### MATERIAL SUPPLIED

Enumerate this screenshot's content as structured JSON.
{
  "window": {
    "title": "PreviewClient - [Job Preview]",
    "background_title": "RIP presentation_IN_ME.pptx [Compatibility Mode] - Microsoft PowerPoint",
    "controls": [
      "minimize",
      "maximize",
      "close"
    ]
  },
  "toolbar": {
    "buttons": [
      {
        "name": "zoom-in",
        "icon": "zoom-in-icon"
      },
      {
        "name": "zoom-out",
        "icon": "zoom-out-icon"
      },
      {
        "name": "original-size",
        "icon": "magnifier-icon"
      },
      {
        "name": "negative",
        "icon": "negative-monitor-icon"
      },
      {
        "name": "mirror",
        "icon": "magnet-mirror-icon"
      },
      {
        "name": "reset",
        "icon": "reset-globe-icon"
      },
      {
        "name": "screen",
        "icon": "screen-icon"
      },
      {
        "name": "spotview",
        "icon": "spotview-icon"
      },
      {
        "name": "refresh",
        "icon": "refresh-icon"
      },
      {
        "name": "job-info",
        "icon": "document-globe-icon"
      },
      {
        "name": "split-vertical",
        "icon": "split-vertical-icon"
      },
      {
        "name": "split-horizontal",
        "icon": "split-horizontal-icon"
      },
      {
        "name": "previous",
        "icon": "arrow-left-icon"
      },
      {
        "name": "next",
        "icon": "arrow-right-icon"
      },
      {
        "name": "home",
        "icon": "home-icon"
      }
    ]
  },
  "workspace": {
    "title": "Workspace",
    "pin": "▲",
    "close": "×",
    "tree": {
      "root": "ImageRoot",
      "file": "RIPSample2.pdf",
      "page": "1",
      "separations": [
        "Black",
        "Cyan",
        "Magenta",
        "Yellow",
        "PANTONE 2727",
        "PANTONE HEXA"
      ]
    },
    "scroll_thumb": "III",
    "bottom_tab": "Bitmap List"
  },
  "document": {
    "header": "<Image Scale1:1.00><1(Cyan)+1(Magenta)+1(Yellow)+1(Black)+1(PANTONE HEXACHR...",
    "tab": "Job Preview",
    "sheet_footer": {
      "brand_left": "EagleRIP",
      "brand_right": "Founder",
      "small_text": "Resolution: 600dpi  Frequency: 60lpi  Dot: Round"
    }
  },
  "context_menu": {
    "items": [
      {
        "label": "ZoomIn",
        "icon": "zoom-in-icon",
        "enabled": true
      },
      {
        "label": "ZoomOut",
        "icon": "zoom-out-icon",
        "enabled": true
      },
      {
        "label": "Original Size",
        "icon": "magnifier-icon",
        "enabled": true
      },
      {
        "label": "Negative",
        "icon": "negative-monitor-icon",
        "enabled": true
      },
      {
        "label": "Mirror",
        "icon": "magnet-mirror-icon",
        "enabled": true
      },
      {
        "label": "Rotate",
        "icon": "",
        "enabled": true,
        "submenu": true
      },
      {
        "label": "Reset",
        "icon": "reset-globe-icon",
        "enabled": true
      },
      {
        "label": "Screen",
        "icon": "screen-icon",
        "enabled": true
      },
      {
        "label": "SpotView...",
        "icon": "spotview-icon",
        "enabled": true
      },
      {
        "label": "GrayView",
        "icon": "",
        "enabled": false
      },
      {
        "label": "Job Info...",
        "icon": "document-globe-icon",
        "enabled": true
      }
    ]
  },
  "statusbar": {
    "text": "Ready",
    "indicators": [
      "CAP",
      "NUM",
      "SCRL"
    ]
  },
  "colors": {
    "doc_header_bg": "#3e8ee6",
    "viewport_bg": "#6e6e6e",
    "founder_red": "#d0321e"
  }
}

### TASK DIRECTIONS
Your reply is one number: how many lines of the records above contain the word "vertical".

### WRITTEN RESPONSE
2